HHV denied all charges. Lynda Gledhill, a spokeswoman for Attorney General Harris, said the investigation is ongoing.
Former Sen. Bob Dole called HHV founder Roger Chapin one of the worst charity operators he’d seen. “He’s a good example of a guy who’s milked the system,” Dole told News21.
Dole, a wounded World War II veteran himself, has advocated recently for greater scrutiny of veterans’ charities, saying, “They never tell you what they do for the veteran, they just talk about projects.”
Officials of HHV did not return repeated emails and phone calls for comment.
The national headquarters of Paralyzed Veterans of America, or PVA, spent more money than any other veterans’ charity on fundraising from 2001 through 2011, nearly $350 million, according to the News21 analysis. More than $9.5 million of that went to commercial fundraising companies.
Each year, PVA spent $95 million on average, with $56 million paying for a direct-mail campaign to get money and support for its public education program, according to tax filings. But it also paid for programs that directly helped veterans, such as assisting with disability claims (about $19 million annually), sponsoring sports programs for disabled veterans (about $3 million annually) and research for spinal cord injuries and disease (about $2 million).
“Something you need to understand about a nonprofit — sometimes it’s difficult to measure it based on the financial results, you really have to base it on what’s really going on,” said John Ring, PVA’s chief financial officer. “There’s a lot of qualitative versus quantitative results.”
Ring highlighted PVA’s program that helps veterans complete disability claims, which he said resulted in more than $3.2 billion in benefits awarded to veterans.
“Nonprofits have to be better about pointing to impact,” said Lindsay Nichols, a spokeswoman for GuideStar USA, which provides information about charities.
The IRS’s exempt organizations division audited 10,743 returns in fiscal year 2012. “It’s uncommon for a charity to be audited by the IRS,” said Marcus Owens, former director of the IRS’ exempt organizations division. “There usually has to be some kind of trigger,” such as news reports, calls from members of Congress or referrals from employees of other divisions of the IRS, Owens said.

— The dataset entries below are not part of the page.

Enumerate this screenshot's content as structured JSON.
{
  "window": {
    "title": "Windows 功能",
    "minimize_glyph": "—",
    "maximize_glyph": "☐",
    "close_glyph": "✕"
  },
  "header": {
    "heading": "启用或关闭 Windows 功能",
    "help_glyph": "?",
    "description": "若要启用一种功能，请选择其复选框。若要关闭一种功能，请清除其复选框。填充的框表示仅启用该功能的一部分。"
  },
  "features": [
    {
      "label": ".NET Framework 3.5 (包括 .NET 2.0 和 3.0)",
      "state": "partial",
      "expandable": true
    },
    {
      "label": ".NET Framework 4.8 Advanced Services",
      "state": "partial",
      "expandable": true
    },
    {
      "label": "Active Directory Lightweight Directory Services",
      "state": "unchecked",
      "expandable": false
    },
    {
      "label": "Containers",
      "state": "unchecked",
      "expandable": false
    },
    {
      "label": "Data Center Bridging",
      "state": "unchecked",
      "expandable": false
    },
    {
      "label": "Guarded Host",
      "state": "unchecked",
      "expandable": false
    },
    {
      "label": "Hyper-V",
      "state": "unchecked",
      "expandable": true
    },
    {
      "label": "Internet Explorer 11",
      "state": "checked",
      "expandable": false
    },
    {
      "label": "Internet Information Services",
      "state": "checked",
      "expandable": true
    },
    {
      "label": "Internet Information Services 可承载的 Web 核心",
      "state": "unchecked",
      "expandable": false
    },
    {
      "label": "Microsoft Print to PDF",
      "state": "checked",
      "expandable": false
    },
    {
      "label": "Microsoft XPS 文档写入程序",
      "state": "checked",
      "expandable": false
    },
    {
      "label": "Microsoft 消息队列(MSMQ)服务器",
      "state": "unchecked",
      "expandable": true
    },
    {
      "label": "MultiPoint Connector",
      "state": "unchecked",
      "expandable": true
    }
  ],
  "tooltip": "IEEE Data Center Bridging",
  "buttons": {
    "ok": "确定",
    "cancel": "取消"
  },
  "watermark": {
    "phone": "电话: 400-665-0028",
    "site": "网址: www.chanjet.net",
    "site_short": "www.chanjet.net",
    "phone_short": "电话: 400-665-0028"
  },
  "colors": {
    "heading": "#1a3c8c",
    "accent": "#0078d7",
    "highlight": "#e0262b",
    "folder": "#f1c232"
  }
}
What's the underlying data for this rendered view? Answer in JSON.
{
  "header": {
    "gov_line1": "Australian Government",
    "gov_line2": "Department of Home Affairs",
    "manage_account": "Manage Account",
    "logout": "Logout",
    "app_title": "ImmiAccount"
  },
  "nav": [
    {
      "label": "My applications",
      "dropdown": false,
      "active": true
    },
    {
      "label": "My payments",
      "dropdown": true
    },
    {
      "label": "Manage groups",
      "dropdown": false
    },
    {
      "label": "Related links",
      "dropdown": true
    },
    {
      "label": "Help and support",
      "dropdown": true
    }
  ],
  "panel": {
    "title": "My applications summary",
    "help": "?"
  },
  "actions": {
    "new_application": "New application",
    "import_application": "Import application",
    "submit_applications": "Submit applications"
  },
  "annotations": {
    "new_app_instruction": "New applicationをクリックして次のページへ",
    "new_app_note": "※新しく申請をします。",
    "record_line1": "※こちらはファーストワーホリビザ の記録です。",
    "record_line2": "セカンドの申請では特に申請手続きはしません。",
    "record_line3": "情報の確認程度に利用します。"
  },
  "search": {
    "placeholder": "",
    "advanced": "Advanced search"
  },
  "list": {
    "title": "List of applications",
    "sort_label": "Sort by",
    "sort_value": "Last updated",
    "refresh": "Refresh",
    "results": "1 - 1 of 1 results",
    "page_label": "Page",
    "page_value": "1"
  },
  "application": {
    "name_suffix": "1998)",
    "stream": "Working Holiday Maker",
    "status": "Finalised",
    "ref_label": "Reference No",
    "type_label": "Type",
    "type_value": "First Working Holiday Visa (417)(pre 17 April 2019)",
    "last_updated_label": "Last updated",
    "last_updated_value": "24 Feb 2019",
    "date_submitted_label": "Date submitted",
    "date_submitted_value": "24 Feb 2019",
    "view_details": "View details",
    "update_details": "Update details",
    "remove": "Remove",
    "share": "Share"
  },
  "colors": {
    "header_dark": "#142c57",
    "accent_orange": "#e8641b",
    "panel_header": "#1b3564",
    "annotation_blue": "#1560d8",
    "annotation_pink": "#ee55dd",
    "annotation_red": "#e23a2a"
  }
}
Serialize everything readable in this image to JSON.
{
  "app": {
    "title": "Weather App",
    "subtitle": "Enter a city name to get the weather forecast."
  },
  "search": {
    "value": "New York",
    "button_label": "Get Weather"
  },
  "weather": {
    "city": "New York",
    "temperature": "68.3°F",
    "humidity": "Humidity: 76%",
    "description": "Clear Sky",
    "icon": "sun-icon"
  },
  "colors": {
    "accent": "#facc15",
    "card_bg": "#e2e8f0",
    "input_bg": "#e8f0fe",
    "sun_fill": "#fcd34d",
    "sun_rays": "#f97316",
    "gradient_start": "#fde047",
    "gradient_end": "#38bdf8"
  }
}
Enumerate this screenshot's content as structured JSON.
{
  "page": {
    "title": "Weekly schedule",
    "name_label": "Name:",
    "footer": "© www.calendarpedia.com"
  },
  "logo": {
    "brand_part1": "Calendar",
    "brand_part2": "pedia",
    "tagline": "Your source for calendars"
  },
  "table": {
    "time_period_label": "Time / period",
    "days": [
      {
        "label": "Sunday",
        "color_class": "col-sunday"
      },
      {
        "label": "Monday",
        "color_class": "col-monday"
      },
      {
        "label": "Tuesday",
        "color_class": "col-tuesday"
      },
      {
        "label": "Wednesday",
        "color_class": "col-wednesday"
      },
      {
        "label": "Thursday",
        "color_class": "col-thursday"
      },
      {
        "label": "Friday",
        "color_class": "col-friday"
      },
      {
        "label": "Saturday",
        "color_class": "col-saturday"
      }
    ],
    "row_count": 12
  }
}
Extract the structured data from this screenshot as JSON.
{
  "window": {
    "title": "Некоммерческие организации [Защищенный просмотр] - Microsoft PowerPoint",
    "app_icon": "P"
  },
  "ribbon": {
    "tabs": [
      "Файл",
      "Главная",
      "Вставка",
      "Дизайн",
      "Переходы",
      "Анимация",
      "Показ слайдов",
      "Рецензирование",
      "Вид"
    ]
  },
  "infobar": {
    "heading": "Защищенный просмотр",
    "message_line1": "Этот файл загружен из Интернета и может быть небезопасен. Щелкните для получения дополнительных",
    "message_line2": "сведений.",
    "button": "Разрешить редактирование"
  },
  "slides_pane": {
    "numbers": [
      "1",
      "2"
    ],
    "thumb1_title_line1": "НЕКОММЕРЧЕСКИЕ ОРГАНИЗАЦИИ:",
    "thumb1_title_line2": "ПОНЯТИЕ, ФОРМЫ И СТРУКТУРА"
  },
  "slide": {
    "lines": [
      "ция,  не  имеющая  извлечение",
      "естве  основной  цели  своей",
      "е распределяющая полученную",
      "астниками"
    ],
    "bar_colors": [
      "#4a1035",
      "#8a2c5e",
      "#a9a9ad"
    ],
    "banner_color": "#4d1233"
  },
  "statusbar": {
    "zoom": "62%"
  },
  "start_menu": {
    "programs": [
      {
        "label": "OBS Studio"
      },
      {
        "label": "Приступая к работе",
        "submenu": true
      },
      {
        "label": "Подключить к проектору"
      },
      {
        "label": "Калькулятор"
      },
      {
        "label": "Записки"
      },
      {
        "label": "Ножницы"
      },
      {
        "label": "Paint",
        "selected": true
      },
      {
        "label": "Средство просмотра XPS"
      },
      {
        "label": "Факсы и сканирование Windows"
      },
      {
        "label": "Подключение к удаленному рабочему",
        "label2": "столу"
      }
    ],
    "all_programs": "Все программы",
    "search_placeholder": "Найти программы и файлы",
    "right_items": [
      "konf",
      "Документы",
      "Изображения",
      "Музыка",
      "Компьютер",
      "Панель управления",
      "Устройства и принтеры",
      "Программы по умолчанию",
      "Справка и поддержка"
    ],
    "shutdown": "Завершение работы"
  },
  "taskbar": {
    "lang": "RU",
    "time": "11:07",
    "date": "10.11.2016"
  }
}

From 2008 to 2009, the Federal Trade Commission and charity enforcement officials from 49 states and Washington, D.C., cracked down on charities and fundraisers claiming to support veterans, police and firefighters. The sweeps led to disciplinary actions against 22 nonprofits or organizations claiming to be nonprofits, 31 individuals and 32 fundraising companies, among them two of the fundraising companies that did work for DVS, Associated Community Services and Courtesy Call Inc.
At least 25 states’ attorneys general have posted warnings on their websites or issued press releases cautioning donors about giving to fundraisers soliciting for veterans’ charities without researching the charities first.
“The single largest problem in enforcement in this community is that as a society we have not yet decided to do more than lightly regulate a sector that’s worth billions of dollars,” said Cindy Lott, lead counsel for a program at Columbia Law School that provides legal research and education to state attorneys general about charity enforcement and oversight.
“Back Home: The Challenges Facing Post-9/11 Veterans Returning from the Wars in Iraq and Afghanistan” was produced by News21, a national investigative reporting project involving top college journalism students across the country and headquartered at the Walter Cronkite School of Journalism and Mass Communication at Arizona State University. News21 is funded by the John S. and James L. Knight Foundation and the Carnegie Corporation. The Ethics and Excellence in Journalism Foundation, the Hearst Foundations, the Donald W. Reynolds Foundation, Women & Philanthropy at ASU and the Peter Kiewit Foundation funded the work of individual fellows.